As the creative rapscallion set off to tour his new album with The Puta Madres, no one could have predicted the trials in store for him. A week before his show at Glasgow’s Queen Margaret Union, Doherty was hospitalised by an unexpected foe. According to Doherty, while walking in Kent, his pet dogs began attacking a hedgehog. In Doherty’s attempt to save the wild creature, he was spiked by a spine which later resulted in a nasty infection. Shows and appearances had to be cancelled for the indie icon’s recovery. Doherty spoke on Twitter about the experience and thanked the NHS for his treatment before proceeding right on with the tour.

The west-end student loved venue, the Queen Margaret Union suited the night well. There’s an intimacy that avoids overcrowding at this 900 person capacity venue. Pete arrived to perform late and requested support poet Luke Wright to entertain the crowd. Wright was faced with rambunctious booing from the frustrated audience. He started to speak and the heckling increased to a volume where Wright’s words were inaudible. But the passionate poet read with gusto and seemed to take energy from the vulgar atmosphere. His effort was valiant and one can’t help but think that the crowd shot themselves in the foot there.

And as Wright walked off stage after one piece, red in the face with zeal, Peter Doherty and The Puta Madres graced the stage. Doherty didn’t look on strong form. He looked bug-eyed, thin and alarmed. They play a set coloured the group’s new release starting with ‘All At Sea.’ Guitarist/poet Jack Jones, of Trampolene, is bright. His smile on stage gives off a sunny warmth but this smile definitely wavers as the set progresses.

They play ‘Narcissistic Teen Makes First XI’ and its cutting lyrics are lost as Doherty can barely be understood. His voice lulls with a lack of projection and he mumbles into the mike and is lost with his soft toned. This happens throughout the set, particularly on softer numbers like ‘I Don’t Love Anyone (But You’re Not Just Anyone).’

Doherty does have bit of back on forth with the crowd. He has a soft-toy hedgehog that he throws into the crowd and has bit of banter with fans about a Scottish book that was thrown on stage. He moves across the stage with a stumbled awkwardness. His hand is still bandaged and he does not seem at ease.

He plays his brilliant track ‘Last Of The English Roses’ and attendees are clearly enjoying themselves. But Doherty’s words are left faded into the melody. However, the encore see Doherty return with some vigour and his words reach the back of the house with the lullaby ‘You’re My Waterloo’ and belt-it-out ‘Albion.’ The last track is the jolting ‘F^^^ Forever’ is a banger but Doherty leaves the stage quickly and looking fragile but upbeat.

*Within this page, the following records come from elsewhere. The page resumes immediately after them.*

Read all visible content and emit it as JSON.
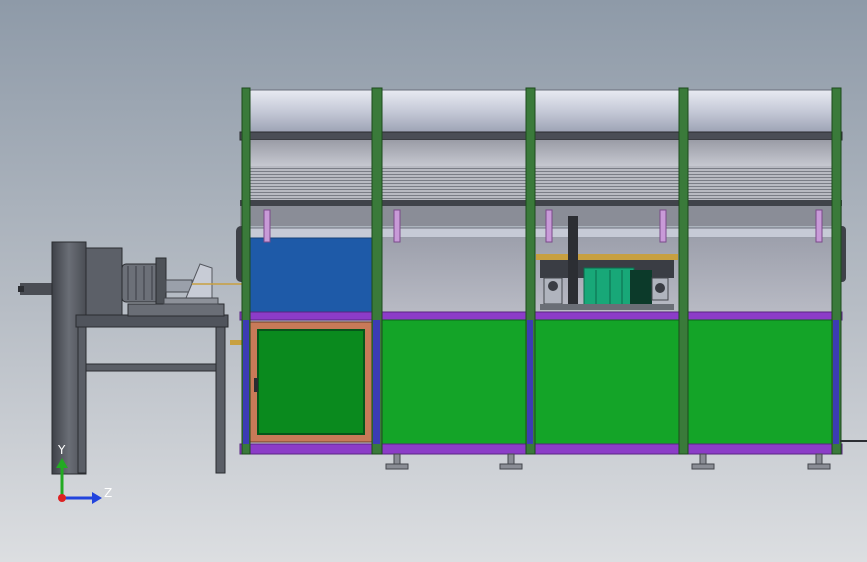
{
  "axes": {
    "y_label": "Y",
    "z_label": "Z",
    "y_color": "#22aa22",
    "z_color": "#2244dd",
    "origin_color": "#dd2222"
  },
  "colors": {
    "background_top": "#8e9aa8",
    "background_bottom": "#dcdee1",
    "frame_green": "#3a7a3a",
    "panel_green": "#14a428",
    "door_green": "#0a8a1e",
    "rail_purple": "#8c3cc8",
    "window_blue": "#1e5aa8",
    "roller_silver": "#c8ccd8",
    "motor_teal": "#18a878",
    "machine_gray": "#5a5e66"
  }
}
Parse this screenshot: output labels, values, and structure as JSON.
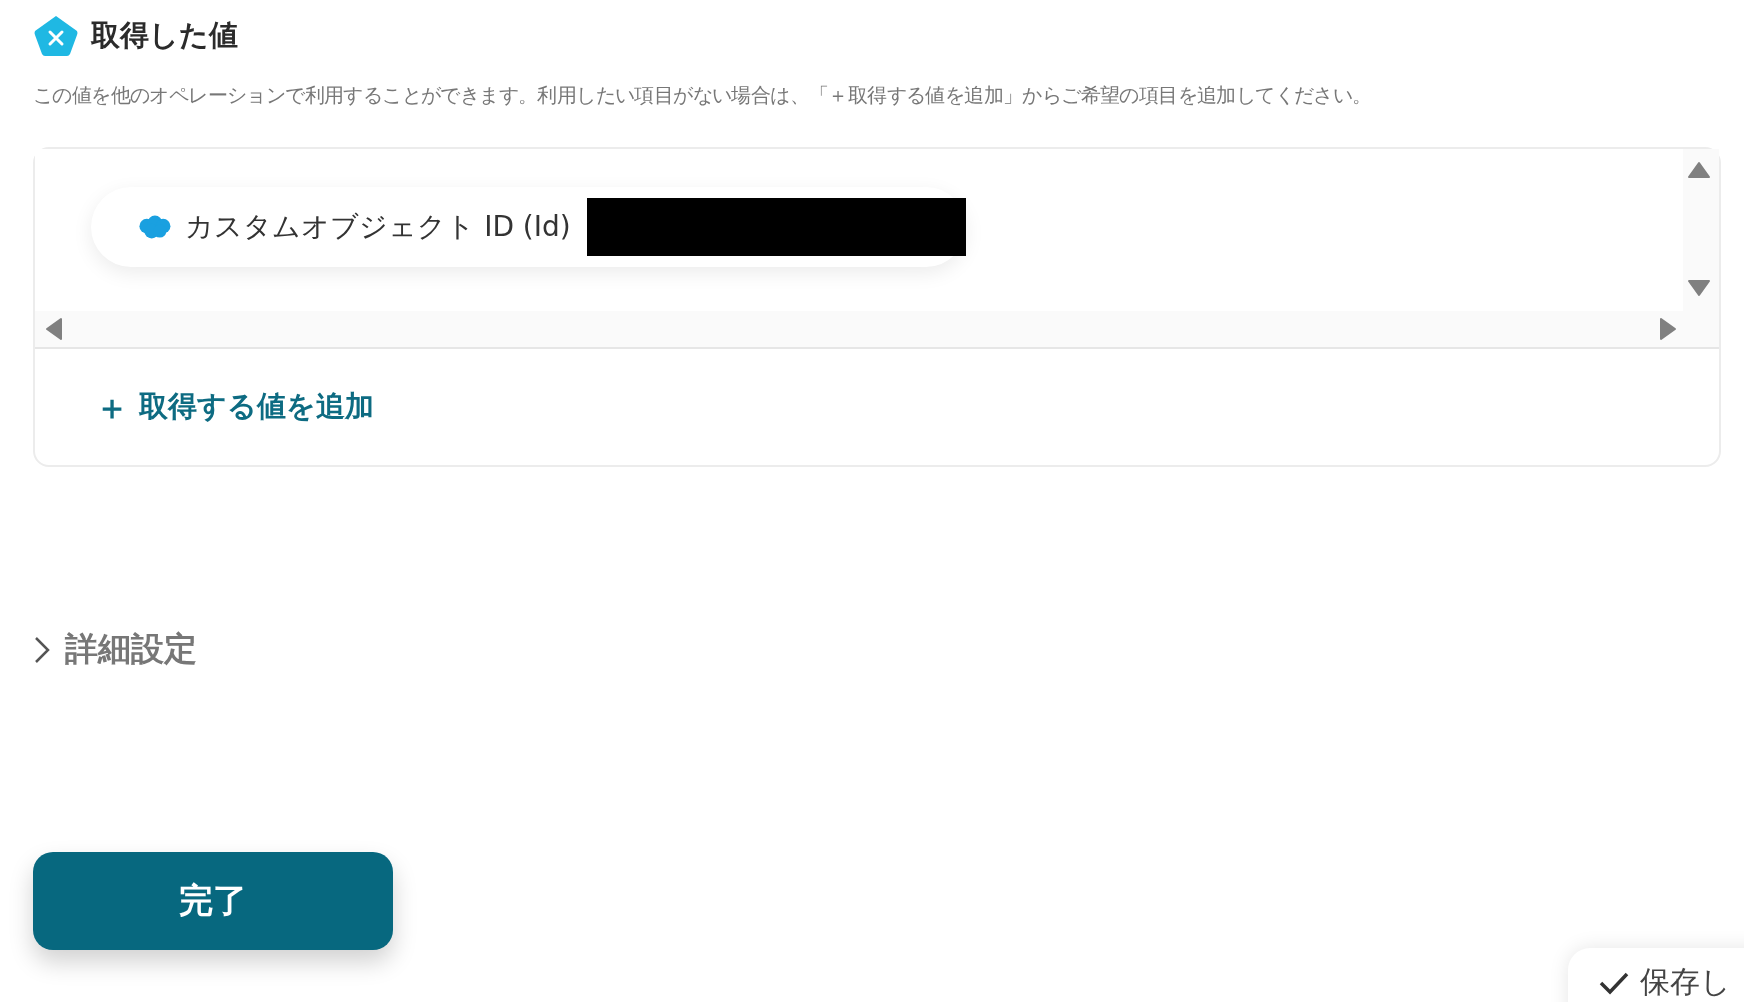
{
  "section": {
    "title": "取得した値",
    "description": "この値を他のオペレーションで利用することができます。利用したい項目がない場合は、「＋取得する値を追加」からご希望の項目を追加してください。"
  },
  "values": [
    {
      "label": "カスタムオブジェクト ID (Id)",
      "redacted": true
    }
  ],
  "add_button": {
    "icon": "＋",
    "label": "取得する値を追加"
  },
  "details": {
    "label": "詳細設定",
    "expanded": false
  },
  "done_button": "完了",
  "toast": {
    "label": "保存し"
  }
}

  • All at Sea - (The Libertines cover)

  • Hell to Pay at the Gates of Heaven - (Peter Doherty song)

  • Narcissistic Teen Makes First XI

  • Who’s Been Having You Over

  • I Don’t Love Anyone (But You’re Not Just Anyone) - (Peter Doherty song)

  • The Whole World Is Our Playground - (Peter Doherty song)

  • Kolly Kibber - (Peter Doherty song)

  • Travelling Tinker

  • Shoreleave

  • Last of the English Roses - (Peter Doherty song)

  • Signed D.C - (Love cover)

  • Ride Into the Sun - (The Velvet Underground cover)


  • Paradise Is Under Your Nose

  • A Fool There Was

  • You’re My Waterloo - (The Libertines cover)

  • Albion - (Babyshambles cover)

  • Fuck Forever - (Babyshambles cover)



The Modern Record